EXTRACTED RECORDS>
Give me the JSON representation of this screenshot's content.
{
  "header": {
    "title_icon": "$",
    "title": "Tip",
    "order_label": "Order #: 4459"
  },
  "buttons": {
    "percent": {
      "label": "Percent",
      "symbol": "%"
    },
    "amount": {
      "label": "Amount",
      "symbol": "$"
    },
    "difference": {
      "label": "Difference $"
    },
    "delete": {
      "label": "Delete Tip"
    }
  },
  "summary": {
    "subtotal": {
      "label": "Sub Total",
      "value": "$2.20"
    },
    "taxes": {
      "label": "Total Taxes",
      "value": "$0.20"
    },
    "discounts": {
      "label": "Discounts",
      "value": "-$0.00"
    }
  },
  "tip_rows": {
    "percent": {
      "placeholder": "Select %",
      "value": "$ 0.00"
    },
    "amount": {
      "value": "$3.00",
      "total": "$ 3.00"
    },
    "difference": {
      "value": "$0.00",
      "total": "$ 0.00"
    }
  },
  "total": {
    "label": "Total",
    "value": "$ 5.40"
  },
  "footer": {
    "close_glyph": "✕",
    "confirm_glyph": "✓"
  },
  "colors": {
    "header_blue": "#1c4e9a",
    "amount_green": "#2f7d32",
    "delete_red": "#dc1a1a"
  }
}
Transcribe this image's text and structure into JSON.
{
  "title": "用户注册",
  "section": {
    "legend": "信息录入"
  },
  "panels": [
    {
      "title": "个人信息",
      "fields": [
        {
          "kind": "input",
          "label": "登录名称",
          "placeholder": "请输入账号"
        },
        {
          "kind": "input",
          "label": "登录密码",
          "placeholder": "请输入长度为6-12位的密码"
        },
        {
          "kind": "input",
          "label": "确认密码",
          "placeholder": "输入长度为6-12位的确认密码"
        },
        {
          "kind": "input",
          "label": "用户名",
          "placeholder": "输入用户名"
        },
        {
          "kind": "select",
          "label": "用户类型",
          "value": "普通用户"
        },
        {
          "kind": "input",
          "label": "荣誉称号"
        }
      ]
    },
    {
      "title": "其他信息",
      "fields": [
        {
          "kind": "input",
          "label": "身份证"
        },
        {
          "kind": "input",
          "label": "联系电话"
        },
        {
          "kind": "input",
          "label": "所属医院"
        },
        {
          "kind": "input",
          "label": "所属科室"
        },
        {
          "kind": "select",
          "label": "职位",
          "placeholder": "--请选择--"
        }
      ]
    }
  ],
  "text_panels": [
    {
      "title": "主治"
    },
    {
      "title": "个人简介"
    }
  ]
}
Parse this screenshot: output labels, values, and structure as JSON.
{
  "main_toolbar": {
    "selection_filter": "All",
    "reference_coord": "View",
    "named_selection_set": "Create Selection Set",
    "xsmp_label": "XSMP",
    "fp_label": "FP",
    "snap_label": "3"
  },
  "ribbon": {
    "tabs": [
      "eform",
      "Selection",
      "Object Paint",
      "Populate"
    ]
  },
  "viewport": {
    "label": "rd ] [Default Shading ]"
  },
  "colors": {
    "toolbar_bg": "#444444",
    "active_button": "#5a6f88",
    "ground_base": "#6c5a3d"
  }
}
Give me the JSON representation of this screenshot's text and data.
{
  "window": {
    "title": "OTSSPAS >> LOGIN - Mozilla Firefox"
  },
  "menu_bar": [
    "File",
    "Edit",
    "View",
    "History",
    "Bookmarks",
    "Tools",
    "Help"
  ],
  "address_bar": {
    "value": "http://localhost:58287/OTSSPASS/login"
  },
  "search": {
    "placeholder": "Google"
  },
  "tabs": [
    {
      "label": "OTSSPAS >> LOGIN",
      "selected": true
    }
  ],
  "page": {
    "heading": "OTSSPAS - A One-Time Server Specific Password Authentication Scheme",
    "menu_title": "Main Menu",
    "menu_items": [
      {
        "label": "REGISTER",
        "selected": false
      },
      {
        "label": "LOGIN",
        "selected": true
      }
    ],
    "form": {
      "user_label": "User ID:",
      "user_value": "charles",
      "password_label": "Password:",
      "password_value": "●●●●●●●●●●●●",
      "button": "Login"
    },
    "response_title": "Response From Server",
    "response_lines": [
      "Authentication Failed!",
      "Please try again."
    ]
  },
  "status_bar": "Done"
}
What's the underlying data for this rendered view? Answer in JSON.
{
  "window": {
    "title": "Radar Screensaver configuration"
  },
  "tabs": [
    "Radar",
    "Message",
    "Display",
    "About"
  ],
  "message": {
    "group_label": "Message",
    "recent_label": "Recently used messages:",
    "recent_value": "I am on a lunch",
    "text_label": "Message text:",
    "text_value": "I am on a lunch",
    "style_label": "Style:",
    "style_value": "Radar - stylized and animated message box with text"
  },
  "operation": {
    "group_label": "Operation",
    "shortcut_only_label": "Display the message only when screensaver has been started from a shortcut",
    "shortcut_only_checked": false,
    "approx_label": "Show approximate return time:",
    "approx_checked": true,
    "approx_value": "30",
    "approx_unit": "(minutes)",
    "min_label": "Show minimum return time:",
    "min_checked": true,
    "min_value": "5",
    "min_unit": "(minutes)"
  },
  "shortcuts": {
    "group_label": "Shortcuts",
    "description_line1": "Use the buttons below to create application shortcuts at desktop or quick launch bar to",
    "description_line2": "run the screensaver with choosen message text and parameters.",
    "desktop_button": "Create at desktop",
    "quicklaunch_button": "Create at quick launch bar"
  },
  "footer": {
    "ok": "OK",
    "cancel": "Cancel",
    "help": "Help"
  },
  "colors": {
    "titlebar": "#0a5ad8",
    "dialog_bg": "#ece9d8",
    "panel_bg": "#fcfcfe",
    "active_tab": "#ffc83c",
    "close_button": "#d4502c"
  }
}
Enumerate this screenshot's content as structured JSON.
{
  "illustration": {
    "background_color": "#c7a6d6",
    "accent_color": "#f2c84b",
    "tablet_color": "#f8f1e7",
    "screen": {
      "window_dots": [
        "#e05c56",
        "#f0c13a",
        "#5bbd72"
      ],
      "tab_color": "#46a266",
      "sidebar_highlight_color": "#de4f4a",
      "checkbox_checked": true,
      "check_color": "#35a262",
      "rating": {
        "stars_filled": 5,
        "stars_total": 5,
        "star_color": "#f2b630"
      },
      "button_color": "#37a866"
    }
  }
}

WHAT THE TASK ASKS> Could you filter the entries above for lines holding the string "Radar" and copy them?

RESULT OF THIS EXERCISE>
    "title": "Radar Screensaver configuration"
    "Radar",
    "style_value": "Radar - stylized and animated message box with text"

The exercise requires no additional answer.